Dow – Do commercial 2-part wood-fillers work any better than DIY ones? I had extensive rot in a window-cill, which I filled with 2-part wood-filler some 40 years ago. It looked immaculate when I’d finished – but within a year, the filler had separated from the remaining timber, and I had to dig it out. I re-did it with Dulux Weathershield Flexible filler, and whilst that wasn’t nearly as easy to work with, it is still completely intact 40 years later. A year ago, I found a long strip of rot running parallel to the edge of another cill. I dug it out, and this time tried Ronseal High Performance 2- part filler. I added some small stainless-steel screws to provide additional keys for the filler. Gallingly, within 6 months, cracks started to appear between the filler and the timber, and it’s now apparent that I’ll need to re-do the repair. I suspect the problem is that epoxy- or polyester-type fillers just can’t match the flexibility of the timber. I treated the remaining timber with wood preservative before filling, and although I left it for some time to soak in, it may also be that that impairs adhesion between the timber and the filler. READ MORE…
There are so many variables that is impossible to offer a definitive solution. Much depends on the state and type of timber affected and what works perfectly in one situation may fail hopelessly in another.
2-part fillers do cure very hard though and offer little resistance to natural expansion and shrinkage. Single part, ready-mixed fillers such as Dulux Weathershield do not fully cure and, consequently, remain flexible for much longer.
You may get slightly better adhesion if you use a primer or sealer beforehand and allow a couple of days for it to fully cure before filling.
Susan – Hi there. I’m looking for a wood gap filler for the edge of an oak floor in a neutral/natural colour, ideally with a greyish tinge. Everything I’ve seen/bought is really orange/yellow. Can you suggest anything? READ MORE…
Darren – Bona Gap Master offers the best range of colours although you never get the perfect match. It’s one of those things that requires a bit of trial and error.
More details here and colour options here…
Stan – Filler required for an external Oval wooden arch that I made, problem I need to fill joins and imperfections. Last year I filled with ronseal two part that I have used for many years, but sun then weather has made cracks show and split . Is there a wood filler to better ronseal two part. READ MORE…
If the splits and cracks are a result of natural movement you’d need to use a more flexible filler. Two-pack epoxy fillers are great but they don’t allow for much movement when cured. Ready-mixed fillers tend to perform better since they don’t dry so hard and retain a little flexibility.
Chris – I am painting exterior wood. I have had to fill certain areas with wood filler. What is the best way to cover and blend in the filler? I am using wood stain, mahogany colour.
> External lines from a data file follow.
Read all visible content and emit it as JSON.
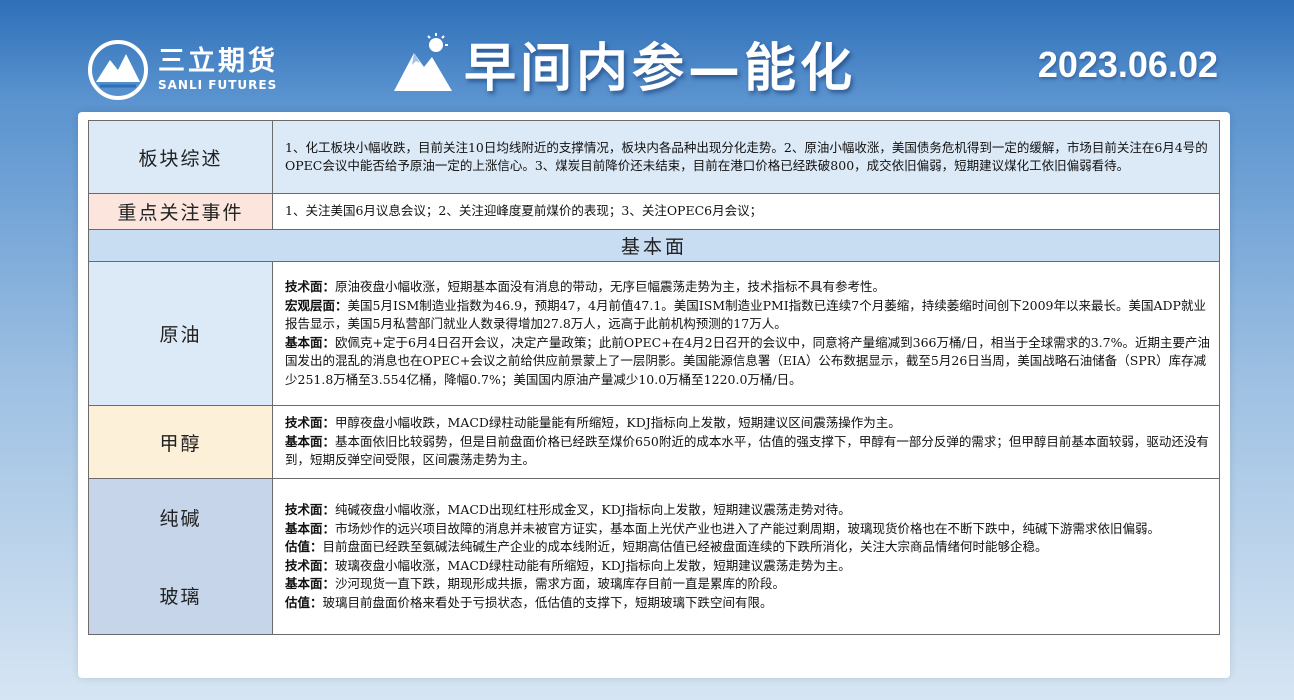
{
  "header": {
    "logo_cn": "三立期货",
    "logo_en": "SANLI FUTURES",
    "title": "早间内参—能化",
    "date": "2023.06.02"
  },
  "table": {
    "sector_summary": {
      "label": "板块综述",
      "text": "1、化工板块小幅收跌，目前关注10日均线附近的支撑情况，板块内各品种出现分化走势。2、原油小幅收涨，美国债务危机得到一定的缓解，市场目前关注在6月4号的OPEC会议中能否给予原油一定的上涨信心。3、煤炭目前降价还未结束，目前在港口价格已经跌破800，成交依旧偏弱，短期建议煤化工依旧偏弱看待。"
    },
    "key_events": {
      "label": "重点关注事件",
      "text": "1、关注美国6月议息会议；2、关注迎峰度夏前煤价的表现；3、关注OPEC6月会议；"
    },
    "fundamentals_header": "基本面",
    "crude": {
      "label": "原油",
      "lines": [
        {
          "k": "技术面：",
          "v": "原油夜盘小幅收涨，短期基本面没有消息的带动，无序巨幅震荡走势为主，技术指标不具有参考性。"
        },
        {
          "k": "宏观层面：",
          "v": "美国5月ISM制造业指数为46.9，预期47，4月前值47.1。美国ISM制造业PMI指数已连续7个月萎缩，持续萎缩时间创下2009年以来最长。美国ADP就业报告显示，美国5月私营部门就业人数录得增加27.8万人，远高于此前机构预测的17万人。"
        },
        {
          "k": "基本面：",
          "v": "欧佩克+定于6月4日召开会议，决定产量政策；此前OPEC+在4月2日召开的会议中，同意将产量缩减到366万桶/日，相当于全球需求的3.7%。近期主要产油国发出的混乱的消息也在OPEC+会议之前给供应前景蒙上了一层阴影。美国能源信息署（EIA）公布数据显示，截至5月26日当周，美国战略石油储备（SPR）库存减少251.8万桶至3.554亿桶，降幅0.7%；美国国内原油产量减少10.0万桶至1220.0万桶/日。"
        }
      ]
    },
    "methanol": {
      "label": "甲醇",
      "lines": [
        {
          "k": "技术面：",
          "v": "甲醇夜盘小幅收跌，MACD绿柱动能量能有所缩短，KDJ指标向上发散，短期建议区间震荡操作为主。"
        },
        {
          "k": "基本面：",
          "v": "基本面依旧比较弱势，但是目前盘面价格已经跌至煤价650附近的成本水平，估值的强支撑下，甲醇有一部分反弹的需求；但甲醇目前基本面较弱，驱动还没有到，短期反弹空间受限，区间震荡走势为主。"
        }
      ]
    },
    "soda_glass": {
      "label_soda": "纯碱",
      "label_glass": "玻璃",
      "lines": [
        {
          "k": "技术面：",
          "v": "纯碱夜盘小幅收涨，MACD出现红柱形成金叉，KDJ指标向上发散，短期建议震荡走势对待。"
        },
        {
          "k": "基本面：",
          "v": "市场炒作的远兴项目故障的消息并未被官方证实，基本面上光伏产业也进入了产能过剩周期，玻璃现货价格也在不断下跌中，纯碱下游需求依旧偏弱。"
        },
        {
          "k": "估值：",
          "v": "目前盘面已经跌至氨碱法纯碱生产企业的成本线附近，短期高估值已经被盘面连续的下跌所消化，关注大宗商品情绪何时能够企稳。"
        },
        {
          "k": "技术面：",
          "v": "玻璃夜盘小幅收涨，MACD绿柱动能有所缩短，KDJ指标向上发散，短期建议震荡走势为主。"
        },
        {
          "k": "基本面：",
          "v": "沙河现货一直下跌，期现形成共振，需求方面，玻璃库存目前一直是累库的阶段。"
        },
        {
          "k": "估值：",
          "v": "玻璃目前盘面价格来看处于亏损状态，低估值的支撑下，短期玻璃下跌空间有限。"
        }
      ]
    }
  }
}
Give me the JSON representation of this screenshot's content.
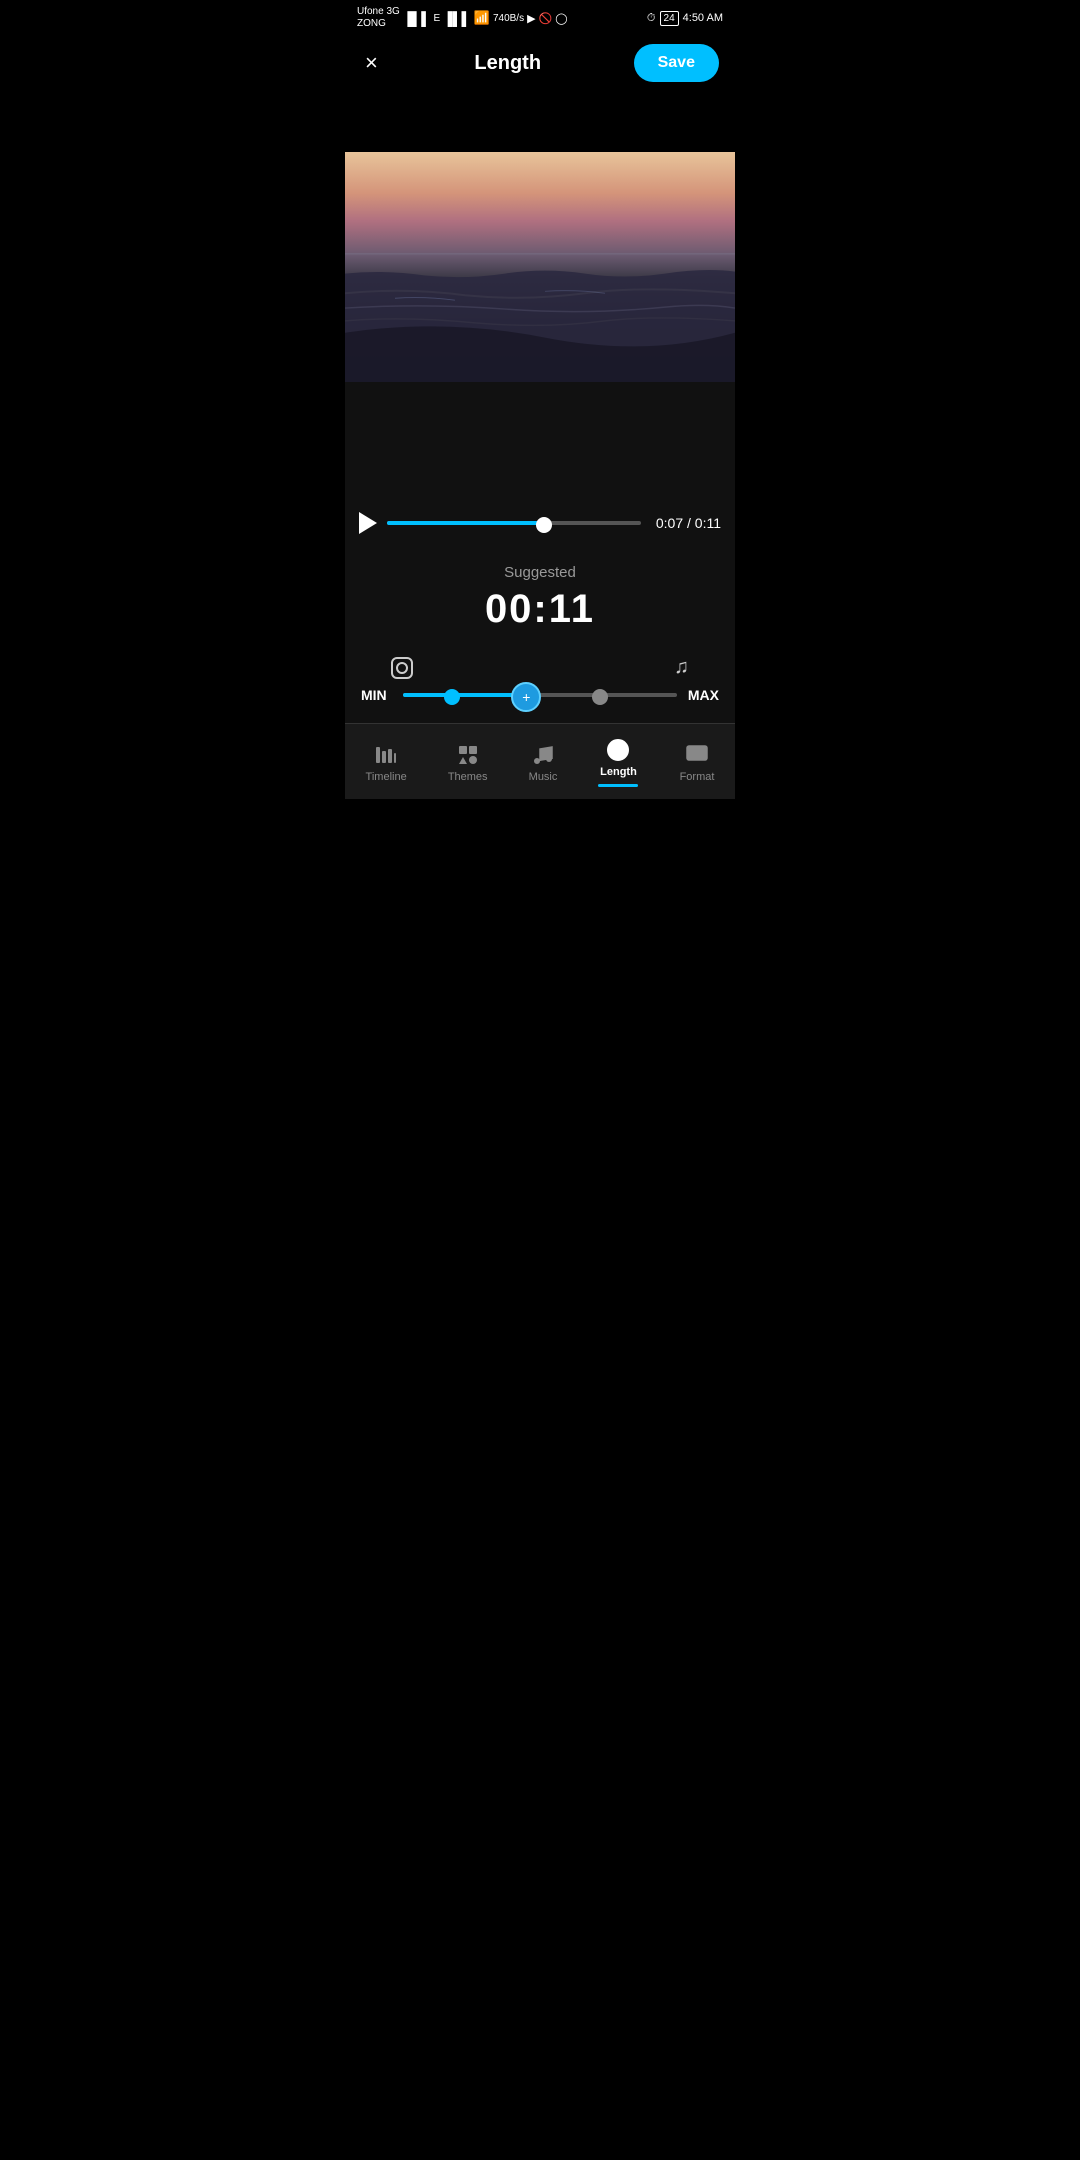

READ MORE…
Darren – You can paint the areas where the filler is a light terracotta colour and then overcoat with wood-stain. This will give a half-decent match although with a bit of trial and error with the base coat colour you could get it near perfect.